Margaret Lynch, chief executive of Citizens Advice Scotland, warned last night that graduates were among those feeling “frustrated and disillusioned”, either at not being able to find a job or having to accept jobs for which they were overqualified.

She said: “Young people from all walks of life are faced with a jobs market that seems to hold no hope for them. We would urge the governments in Holyrood and Westminster to create more job opportunities for young people and graduates by extending schemes such as Community Jobs Scotland to more people and to ensure that all young people are better supported to take those opportunities.”

Scottish Labour’s shadow minister for youth employment, Kezia Dugdale MSP, added: “One of the really alarming aspects in today’s unemployment figures is for those who are long-term unemployed, especially amongst young people.

“The number of young people on the dole for over a year has shot up by two and half times, with a very large proportion of young men in this age group entering long-term unemployment. These are not faceless figures but the hopes and aspirations of an entire generation of young Scots.”

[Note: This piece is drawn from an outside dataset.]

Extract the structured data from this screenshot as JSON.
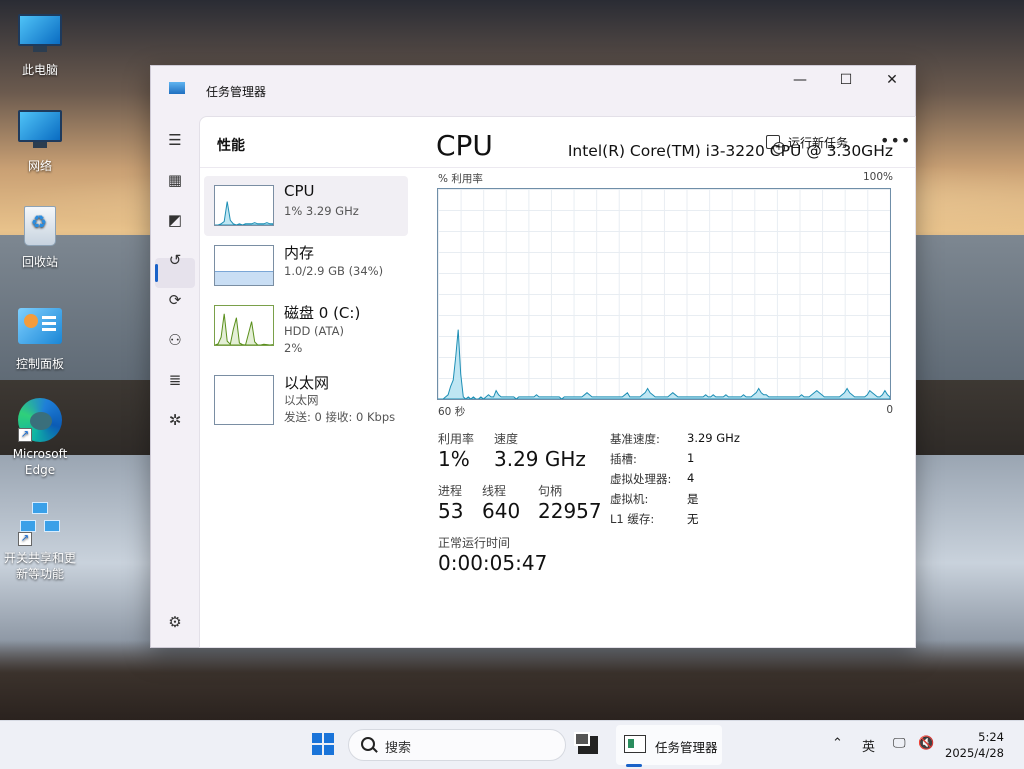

However, finance secretary John Swinney said the Scottish Government would maintain its pledge to offer every 16- to 19-year-old in Scotland a place in education or training .

He added: “There is no doubt that with the full fiscal powers of independence, the Scottish Government could do even more to strengthen our economy. But, in the meantime, we call on the UK government to help, rather than hinder, the process of economic recovery.”

Scottish Secretary Michael Moore, however, pointed to the coalition’s wider economic strategy, saying that efforts to cut borrowing would “maintain investor confidence” and keep interest rates low while the economy is rebalanced.

Union chiefs said the overall rise in employment hid a marked increase in part-time jobs, up 13,000 over the year. The figures also showed that the number of people working part time because they cannot get a full time job is on the up.

Grahame Smith, general-secretary of the Scottish Trades Union Congress, said: “The key message is that, north and south of the Border, unemployment trends are similar, because they are primarily driven by George Osborne’s failing austerity measures.”

On the wider economic picture, Professor Brian Ashcroft, of the Fraser of Allander Institute at Strathclyde University, said: “The Scottish and UK economies are still incredibly weak. We are still languishing in a fairly stagnant position. And in Scotland there is as yet no indication of a bounce-back.”